Thursday, April 03, 2008
Vice President Dick Cheney opposed the
183 countries pledged never to "develop, produce, otherwise acquire, stockpile or retain chemical weapons, or transfer, directly or indirectly, chemical weapons to anyone" under the Chemical Weapons Convention, put into effect in 1997.
But in a letter dated April 8, 1997, then Halliburton-CEO Cheney told Sen. Jesse Helms, the chairman of the Senate Foreign Relations Committee, that it would be a mistake for America to join the Convention. "Those nations most likely to comply with the Chemical Weapons Convention are not likely to ever constitute a military threat to the United States. The governments we should be concerned about are likely to cheat on the CWC, even if they do participate," reads the letter, published by the Federation of American Scientists.
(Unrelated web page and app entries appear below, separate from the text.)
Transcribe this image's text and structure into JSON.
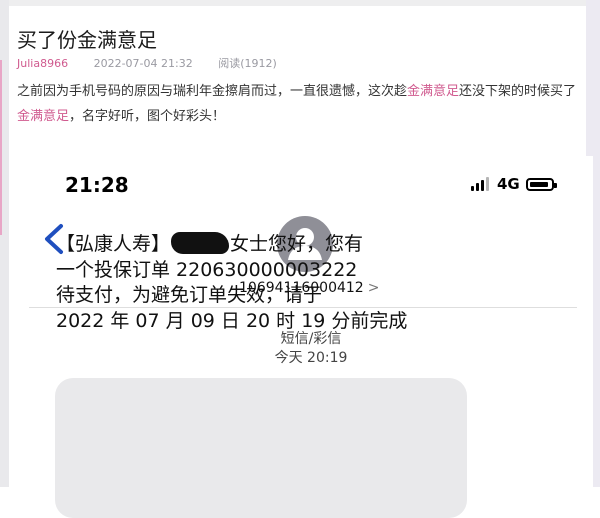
{
  "post": {
    "title": "买了份金满意足",
    "author": "Julia8966",
    "date": "2022-07-04 21:32",
    "reads": "阅读(1912)",
    "body": {
      "part1": "之前因为手机号码的原因与瑞利年金擦肩而过，一直很遗憾，这次趁",
      "highlight1": "金满意足",
      "part2": "还没下架的时候买了",
      "highlight2": "金满意足",
      "part3": "，名字好听，图个好彩头！"
    }
  },
  "phone": {
    "status": {
      "time": "21:28",
      "network": "4G"
    },
    "contact": {
      "number": "10694116000412",
      "chevron": ">"
    },
    "thread": {
      "type": "短信/彩信",
      "time": "今天 20:19"
    },
    "message": {
      "line1_a": "【弘康人寿】",
      "line1_b": "女士您好，您有",
      "line2": "一个投保订单 220630000003222",
      "line3": "待支付，为避免订单失效，请于",
      "line4": "2022 年 07 月 09 日 20 时 19 分前完成"
    }
  },
  "colors": {
    "accent": "#d05b8f",
    "back_chevron": "#1f4fbf",
    "bubble": "#e9e9eb"
  },
  "icons": [
    "back-chevron-icon",
    "contact-avatar-icon",
    "signal-icon",
    "battery-icon"
  ]
}
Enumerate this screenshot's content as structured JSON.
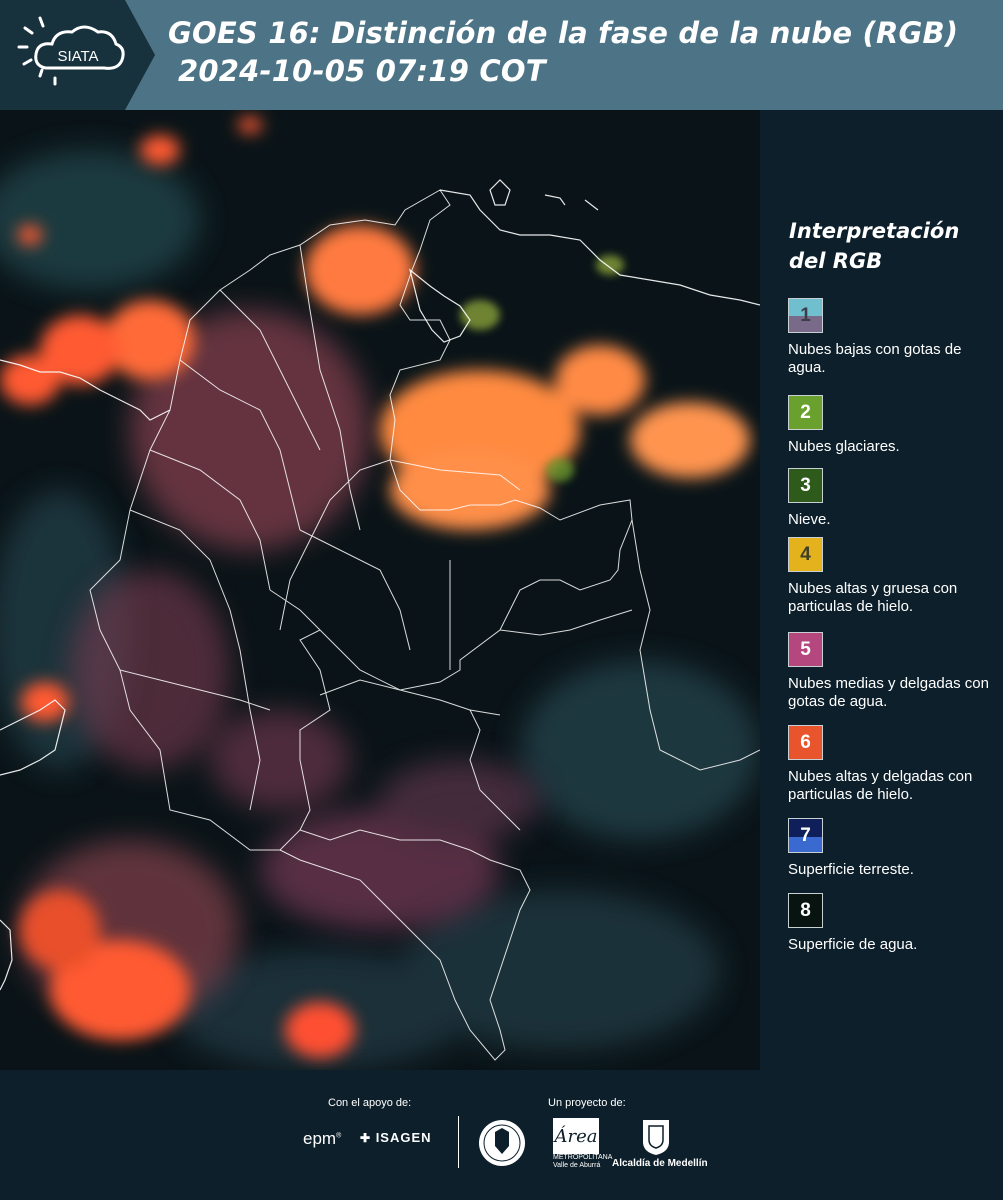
{
  "header": {
    "logo_text": "SIATA",
    "title_line1": "GOES 16: Distinción de la fase de la nube (RGB)",
    "title_line2": "2024-10-05 07:19 COT",
    "background_color": "#4d7486"
  },
  "legend": {
    "title": "Interpretación del RGB",
    "items": [
      {
        "number": "1",
        "label": "Nubes bajas con gotas de agua.",
        "color_top": "#6fbfcf",
        "color_bottom": "#7a6a8a"
      },
      {
        "number": "2",
        "label": "Nubes glaciares.",
        "color_top": "#6aa12e",
        "color_bottom": "#6aa12e"
      },
      {
        "number": "3",
        "label": "Nieve.",
        "color_top": "#2e5a1c",
        "color_bottom": "#2e5a1c"
      },
      {
        "number": "4",
        "label": "Nubes altas y gruesa con particulas de hielo.",
        "color_top": "#e3b21c",
        "color_bottom": "#e3b21c"
      },
      {
        "number": "5",
        "label": "Nubes medias y delgadas con gotas de agua.",
        "color_top": "#b3477e",
        "color_bottom": "#b3477e"
      },
      {
        "number": "6",
        "label": "Nubes altas y delgadas con particulas de hielo.",
        "color_top": "#e8542c",
        "color_bottom": "#e8542c"
      },
      {
        "number": "7",
        "label": "Superficie terreste.",
        "color_top": "#0e1f5a",
        "color_bottom": "#3a6ad0"
      },
      {
        "number": "8",
        "label": "Superficie de agua.",
        "color_top": "#081410",
        "color_bottom": "#081410"
      }
    ]
  },
  "footer": {
    "support_label": "Con el apoyo de:",
    "project_label": "Un proyecto de:",
    "sponsor_1": "epm",
    "sponsor_2": "ISAGEN",
    "partner_metro": "METROPOLITANA Valle de Aburrá",
    "partner_alcaldia": "Alcaldía de Medellín"
  }
}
The CWC was ratified by the Senate that same month. And since then, Albania, Libya, Russia, the United States, and India have declared over 71,000 metric tons of chemical weapon stockpiles, and destroyed about a third of them. Under the terms of the agreement, the United States and Russia are supposed to eliminate the rest of their supplies of chemical weapons by 2012. But that looks unlikely -- the U.S. government figures it will get the job done by 2017....(Click here for remainder of article.)